== INPUT RECORDS ==
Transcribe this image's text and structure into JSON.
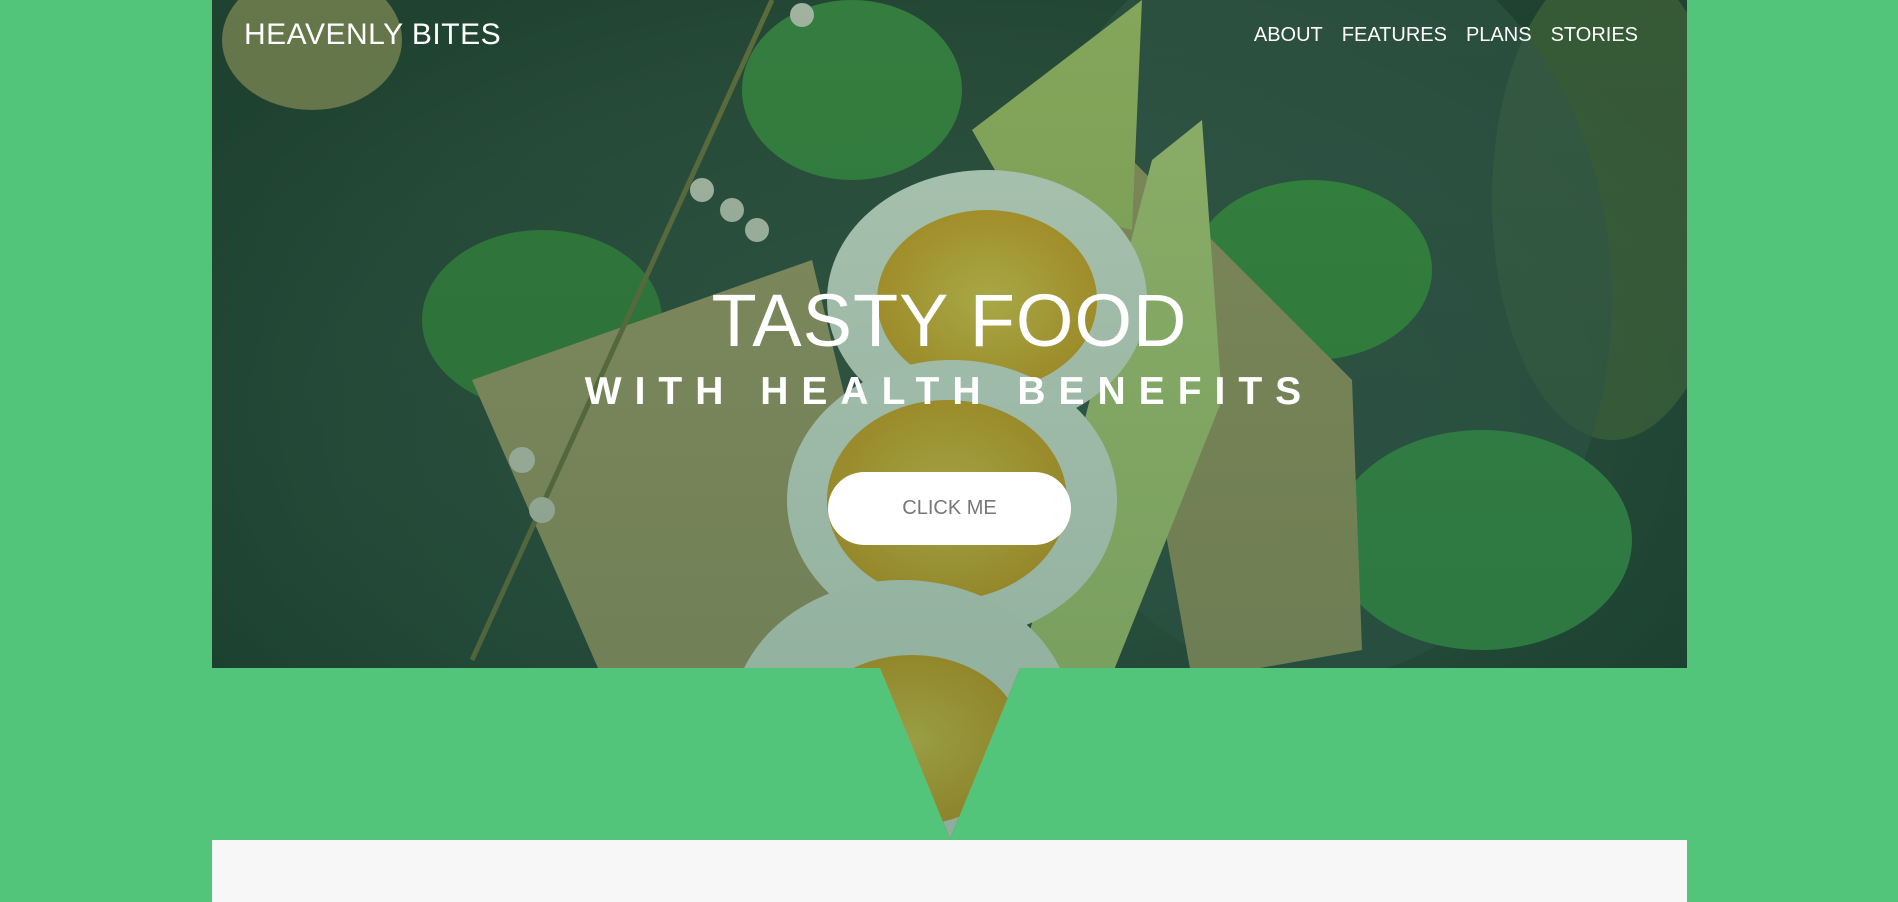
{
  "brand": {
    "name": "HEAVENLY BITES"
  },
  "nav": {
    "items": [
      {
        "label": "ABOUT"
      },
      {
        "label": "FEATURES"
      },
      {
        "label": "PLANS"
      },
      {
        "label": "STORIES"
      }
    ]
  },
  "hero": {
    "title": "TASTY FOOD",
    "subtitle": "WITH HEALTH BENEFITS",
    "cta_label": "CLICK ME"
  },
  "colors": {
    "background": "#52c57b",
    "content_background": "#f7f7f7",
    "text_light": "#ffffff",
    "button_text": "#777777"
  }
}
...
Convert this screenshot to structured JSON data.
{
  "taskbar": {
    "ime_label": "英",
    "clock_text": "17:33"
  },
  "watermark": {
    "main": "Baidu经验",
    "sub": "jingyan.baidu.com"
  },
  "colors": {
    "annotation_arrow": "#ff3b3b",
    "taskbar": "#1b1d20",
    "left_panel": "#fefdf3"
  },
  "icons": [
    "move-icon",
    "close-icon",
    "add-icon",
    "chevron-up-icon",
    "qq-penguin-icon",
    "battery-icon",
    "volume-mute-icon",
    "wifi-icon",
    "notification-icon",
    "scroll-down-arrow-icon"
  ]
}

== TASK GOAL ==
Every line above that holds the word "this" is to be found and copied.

== TASK RESPONSE ==
Transcribe this image's text and structure into JSON.
Convert this screenshot to structured JSON data.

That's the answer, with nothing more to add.